Saved entries:
========

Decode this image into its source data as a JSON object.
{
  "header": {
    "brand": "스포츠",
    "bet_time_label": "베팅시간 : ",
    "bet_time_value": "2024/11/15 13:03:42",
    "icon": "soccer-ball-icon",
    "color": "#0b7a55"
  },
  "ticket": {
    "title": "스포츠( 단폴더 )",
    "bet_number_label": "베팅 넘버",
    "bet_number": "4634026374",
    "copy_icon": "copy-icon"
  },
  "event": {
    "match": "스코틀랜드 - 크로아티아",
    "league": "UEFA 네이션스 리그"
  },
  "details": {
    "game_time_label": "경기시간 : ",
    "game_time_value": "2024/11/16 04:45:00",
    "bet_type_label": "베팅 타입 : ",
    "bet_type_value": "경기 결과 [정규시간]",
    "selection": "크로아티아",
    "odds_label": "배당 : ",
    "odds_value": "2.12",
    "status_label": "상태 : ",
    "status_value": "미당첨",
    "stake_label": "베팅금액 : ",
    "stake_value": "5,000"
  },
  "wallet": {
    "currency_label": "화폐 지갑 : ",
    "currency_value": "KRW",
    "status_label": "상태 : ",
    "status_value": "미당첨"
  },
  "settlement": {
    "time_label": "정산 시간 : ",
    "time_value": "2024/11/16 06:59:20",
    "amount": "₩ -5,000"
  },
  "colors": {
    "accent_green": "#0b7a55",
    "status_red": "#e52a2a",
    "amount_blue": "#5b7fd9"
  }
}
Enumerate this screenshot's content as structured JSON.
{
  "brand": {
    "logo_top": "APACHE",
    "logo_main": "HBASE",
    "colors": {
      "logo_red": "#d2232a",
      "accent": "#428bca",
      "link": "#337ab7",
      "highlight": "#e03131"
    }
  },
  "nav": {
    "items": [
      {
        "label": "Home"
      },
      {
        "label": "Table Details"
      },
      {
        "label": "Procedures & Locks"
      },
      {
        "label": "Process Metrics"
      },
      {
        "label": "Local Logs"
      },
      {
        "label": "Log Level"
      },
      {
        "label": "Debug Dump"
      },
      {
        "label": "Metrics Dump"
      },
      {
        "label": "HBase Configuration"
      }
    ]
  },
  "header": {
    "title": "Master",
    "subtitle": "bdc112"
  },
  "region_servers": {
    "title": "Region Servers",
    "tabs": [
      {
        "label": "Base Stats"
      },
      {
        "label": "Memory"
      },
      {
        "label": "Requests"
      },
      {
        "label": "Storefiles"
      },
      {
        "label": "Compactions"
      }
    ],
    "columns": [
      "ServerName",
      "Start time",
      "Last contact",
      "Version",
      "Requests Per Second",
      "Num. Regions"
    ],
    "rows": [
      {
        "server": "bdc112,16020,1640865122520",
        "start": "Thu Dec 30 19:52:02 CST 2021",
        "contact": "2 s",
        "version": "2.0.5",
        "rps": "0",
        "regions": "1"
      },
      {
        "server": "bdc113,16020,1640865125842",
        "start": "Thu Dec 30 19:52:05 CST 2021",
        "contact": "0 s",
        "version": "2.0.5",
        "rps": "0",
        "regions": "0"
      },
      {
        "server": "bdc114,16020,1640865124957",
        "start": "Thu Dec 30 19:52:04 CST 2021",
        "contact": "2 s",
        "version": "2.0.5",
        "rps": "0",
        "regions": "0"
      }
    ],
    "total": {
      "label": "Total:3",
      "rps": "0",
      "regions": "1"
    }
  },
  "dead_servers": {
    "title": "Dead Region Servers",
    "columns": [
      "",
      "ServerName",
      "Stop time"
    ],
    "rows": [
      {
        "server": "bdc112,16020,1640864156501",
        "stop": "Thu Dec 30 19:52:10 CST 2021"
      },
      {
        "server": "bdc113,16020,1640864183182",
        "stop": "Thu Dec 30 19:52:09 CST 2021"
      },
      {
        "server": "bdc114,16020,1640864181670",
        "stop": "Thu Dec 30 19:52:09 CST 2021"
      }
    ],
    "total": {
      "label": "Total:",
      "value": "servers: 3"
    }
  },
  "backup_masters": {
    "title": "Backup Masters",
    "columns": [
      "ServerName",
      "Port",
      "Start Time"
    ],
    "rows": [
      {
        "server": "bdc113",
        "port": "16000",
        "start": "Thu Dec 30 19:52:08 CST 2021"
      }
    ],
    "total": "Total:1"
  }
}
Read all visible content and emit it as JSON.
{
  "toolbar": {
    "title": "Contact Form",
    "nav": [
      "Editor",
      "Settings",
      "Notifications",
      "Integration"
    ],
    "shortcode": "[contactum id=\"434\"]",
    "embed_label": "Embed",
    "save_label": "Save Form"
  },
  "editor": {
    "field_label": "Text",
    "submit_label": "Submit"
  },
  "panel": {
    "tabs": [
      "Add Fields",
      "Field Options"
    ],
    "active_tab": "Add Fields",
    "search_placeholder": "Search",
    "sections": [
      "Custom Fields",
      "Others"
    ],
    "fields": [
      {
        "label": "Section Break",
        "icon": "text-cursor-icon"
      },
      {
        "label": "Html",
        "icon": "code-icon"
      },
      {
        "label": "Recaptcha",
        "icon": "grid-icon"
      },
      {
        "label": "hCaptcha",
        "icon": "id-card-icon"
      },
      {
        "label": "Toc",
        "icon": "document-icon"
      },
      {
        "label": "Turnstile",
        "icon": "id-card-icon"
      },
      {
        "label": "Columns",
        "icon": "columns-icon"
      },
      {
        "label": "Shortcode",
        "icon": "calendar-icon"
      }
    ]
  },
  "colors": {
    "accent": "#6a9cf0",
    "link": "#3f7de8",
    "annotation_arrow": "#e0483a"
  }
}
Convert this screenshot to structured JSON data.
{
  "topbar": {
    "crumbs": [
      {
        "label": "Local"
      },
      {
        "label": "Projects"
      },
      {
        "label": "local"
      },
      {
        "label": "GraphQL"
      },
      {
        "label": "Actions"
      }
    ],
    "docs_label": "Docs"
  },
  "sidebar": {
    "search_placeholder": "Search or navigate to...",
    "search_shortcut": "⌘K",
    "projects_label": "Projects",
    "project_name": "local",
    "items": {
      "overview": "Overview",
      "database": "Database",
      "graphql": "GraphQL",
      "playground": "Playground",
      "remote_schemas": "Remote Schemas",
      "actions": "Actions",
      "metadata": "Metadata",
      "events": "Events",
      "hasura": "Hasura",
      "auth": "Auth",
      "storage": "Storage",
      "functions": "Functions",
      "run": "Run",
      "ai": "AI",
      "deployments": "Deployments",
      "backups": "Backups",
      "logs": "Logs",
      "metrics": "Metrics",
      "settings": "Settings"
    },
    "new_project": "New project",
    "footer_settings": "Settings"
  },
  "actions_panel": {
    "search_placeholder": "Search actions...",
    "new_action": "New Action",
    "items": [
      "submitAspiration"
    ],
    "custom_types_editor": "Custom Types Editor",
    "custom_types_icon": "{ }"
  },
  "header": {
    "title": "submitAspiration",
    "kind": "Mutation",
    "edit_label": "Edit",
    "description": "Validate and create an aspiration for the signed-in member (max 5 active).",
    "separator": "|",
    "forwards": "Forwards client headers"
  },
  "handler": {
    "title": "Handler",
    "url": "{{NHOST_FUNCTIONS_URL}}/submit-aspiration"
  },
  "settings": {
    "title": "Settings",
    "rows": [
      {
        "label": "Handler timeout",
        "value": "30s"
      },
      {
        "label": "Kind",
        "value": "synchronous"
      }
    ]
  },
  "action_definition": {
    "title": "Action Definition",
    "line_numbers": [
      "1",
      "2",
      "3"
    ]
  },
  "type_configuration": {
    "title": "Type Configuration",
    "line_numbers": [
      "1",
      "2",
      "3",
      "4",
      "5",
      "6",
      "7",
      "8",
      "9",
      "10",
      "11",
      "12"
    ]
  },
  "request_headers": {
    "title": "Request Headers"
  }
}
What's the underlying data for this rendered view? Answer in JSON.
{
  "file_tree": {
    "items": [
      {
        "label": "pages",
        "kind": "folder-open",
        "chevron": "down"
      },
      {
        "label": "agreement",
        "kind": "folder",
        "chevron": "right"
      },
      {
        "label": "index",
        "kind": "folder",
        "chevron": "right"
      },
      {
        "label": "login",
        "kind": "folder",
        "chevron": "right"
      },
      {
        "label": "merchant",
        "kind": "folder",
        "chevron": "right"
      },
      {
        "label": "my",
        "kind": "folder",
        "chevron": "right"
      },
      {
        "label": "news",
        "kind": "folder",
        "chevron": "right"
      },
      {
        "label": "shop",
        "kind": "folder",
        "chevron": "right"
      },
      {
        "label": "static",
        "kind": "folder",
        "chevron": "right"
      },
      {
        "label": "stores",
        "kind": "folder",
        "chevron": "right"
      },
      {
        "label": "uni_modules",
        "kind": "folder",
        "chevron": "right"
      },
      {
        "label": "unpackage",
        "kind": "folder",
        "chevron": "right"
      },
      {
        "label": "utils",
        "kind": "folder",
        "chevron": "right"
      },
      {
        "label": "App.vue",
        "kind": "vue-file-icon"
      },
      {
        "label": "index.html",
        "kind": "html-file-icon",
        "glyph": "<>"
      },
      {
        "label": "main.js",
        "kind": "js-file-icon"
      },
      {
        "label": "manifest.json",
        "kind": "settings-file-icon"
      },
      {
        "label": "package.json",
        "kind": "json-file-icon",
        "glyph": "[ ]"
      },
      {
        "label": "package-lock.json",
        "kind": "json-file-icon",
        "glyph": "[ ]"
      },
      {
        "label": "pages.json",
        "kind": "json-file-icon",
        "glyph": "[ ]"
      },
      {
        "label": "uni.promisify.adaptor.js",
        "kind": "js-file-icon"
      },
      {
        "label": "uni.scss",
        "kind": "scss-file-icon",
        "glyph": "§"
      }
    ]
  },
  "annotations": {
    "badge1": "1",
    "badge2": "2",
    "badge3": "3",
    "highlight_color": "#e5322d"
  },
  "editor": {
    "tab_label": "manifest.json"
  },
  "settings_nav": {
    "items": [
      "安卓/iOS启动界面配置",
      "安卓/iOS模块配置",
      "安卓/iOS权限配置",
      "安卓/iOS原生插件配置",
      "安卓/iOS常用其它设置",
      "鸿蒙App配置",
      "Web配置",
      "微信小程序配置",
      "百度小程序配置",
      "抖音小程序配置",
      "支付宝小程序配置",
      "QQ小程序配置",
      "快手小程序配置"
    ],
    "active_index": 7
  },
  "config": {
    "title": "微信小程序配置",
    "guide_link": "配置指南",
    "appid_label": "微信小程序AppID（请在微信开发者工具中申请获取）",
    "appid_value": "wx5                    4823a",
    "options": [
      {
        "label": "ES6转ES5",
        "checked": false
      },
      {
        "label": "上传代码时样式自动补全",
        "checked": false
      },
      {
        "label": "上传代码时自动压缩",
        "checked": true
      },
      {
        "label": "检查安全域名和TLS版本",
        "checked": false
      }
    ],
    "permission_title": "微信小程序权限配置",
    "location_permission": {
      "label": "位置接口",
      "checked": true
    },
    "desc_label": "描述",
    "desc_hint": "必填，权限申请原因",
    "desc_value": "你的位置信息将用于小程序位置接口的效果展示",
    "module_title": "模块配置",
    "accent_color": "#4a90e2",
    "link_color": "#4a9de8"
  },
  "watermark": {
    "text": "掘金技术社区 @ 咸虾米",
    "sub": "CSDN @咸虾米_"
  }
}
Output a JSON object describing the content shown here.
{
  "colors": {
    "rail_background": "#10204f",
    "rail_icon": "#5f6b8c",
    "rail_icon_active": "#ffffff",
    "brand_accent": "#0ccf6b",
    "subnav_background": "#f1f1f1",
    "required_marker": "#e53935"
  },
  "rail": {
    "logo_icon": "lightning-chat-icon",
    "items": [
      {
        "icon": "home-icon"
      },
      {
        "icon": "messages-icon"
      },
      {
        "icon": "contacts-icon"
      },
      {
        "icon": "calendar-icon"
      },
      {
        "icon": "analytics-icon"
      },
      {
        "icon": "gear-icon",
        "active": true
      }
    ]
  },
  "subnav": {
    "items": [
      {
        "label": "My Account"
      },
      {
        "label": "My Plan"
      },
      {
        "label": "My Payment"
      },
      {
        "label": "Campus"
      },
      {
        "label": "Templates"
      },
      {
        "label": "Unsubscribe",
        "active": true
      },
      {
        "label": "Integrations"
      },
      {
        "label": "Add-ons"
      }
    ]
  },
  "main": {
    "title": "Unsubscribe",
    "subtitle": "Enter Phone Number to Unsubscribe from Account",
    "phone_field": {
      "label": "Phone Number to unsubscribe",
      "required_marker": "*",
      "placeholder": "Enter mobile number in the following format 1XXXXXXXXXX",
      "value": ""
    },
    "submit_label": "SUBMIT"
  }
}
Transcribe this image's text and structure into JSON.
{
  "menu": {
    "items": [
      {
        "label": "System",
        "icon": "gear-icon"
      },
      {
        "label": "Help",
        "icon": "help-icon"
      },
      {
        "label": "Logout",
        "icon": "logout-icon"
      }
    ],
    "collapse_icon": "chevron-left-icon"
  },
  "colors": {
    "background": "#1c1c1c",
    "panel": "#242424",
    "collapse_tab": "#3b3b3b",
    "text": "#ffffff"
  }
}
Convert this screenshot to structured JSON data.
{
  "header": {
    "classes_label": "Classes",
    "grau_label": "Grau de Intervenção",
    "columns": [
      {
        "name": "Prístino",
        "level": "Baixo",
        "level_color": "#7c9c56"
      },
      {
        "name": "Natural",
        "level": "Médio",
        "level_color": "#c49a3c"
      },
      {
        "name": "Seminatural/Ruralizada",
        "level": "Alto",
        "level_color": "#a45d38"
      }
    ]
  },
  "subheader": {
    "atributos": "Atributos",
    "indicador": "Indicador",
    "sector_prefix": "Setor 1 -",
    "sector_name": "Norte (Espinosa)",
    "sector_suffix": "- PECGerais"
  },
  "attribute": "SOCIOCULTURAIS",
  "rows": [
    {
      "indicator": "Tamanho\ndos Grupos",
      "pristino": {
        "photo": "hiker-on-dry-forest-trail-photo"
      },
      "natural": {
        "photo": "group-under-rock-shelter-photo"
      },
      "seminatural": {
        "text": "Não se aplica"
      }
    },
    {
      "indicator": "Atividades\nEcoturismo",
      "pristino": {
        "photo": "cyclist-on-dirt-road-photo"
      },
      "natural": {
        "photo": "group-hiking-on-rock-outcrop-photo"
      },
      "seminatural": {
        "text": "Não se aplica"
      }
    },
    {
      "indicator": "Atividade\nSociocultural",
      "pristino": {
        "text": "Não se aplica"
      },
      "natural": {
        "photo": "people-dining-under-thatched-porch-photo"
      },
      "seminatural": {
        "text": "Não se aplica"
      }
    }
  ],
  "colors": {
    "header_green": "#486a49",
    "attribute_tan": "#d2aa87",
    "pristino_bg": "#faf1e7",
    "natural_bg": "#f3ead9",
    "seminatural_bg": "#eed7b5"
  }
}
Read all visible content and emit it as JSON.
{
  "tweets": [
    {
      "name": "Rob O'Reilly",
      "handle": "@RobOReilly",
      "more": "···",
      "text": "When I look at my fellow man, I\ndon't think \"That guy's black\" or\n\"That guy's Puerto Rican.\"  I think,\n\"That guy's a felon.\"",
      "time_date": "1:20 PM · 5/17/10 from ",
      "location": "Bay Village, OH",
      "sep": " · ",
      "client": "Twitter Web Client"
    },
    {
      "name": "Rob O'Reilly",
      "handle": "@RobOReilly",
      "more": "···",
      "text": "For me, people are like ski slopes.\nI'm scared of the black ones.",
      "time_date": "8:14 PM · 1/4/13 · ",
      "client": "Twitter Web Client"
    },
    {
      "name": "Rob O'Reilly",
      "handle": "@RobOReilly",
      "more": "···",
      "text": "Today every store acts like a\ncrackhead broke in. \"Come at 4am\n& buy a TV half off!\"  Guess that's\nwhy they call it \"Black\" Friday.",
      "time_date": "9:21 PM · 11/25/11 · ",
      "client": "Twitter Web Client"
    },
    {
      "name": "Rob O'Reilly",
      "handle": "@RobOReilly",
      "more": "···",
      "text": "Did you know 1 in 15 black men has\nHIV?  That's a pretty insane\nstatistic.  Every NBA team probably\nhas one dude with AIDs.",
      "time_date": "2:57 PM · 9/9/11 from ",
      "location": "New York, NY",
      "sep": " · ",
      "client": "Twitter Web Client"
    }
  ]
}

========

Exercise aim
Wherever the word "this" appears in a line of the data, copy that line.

Written response
Decode this image into its source data as a JSON object.
Enumerate this screenshot's content as structured JSON.
Convert this screenshot to structured JSON data.
What's the underlying data for this rendered view? Answer in JSON.
Transcribe this image's text and structure into JSON.
Convert this screenshot to structured JSON data.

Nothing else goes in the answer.